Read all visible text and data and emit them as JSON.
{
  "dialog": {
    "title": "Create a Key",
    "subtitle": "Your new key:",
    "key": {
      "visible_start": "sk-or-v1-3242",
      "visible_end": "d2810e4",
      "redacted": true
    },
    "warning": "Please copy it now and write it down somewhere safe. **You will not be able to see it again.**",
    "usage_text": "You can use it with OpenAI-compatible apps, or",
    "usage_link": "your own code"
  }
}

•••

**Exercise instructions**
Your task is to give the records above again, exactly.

**Response below**
Read all visible text and data and emit them as JSON.
{
  "dialog": {
    "title": "Create a Key",
    "subtitle": "Your new key:",
    "key": {
      "visible_start": "sk-or-v1-3242",
      "visible_end": "d2810e4",
      "redacted": true
    },
    "warning": "Please copy it now and write it down somewhere safe. **You will not be able to see it again.**",
    "usage_text": "You can use it with OpenAI-compatible apps, or",
    "usage_link": "your own code"
  }
}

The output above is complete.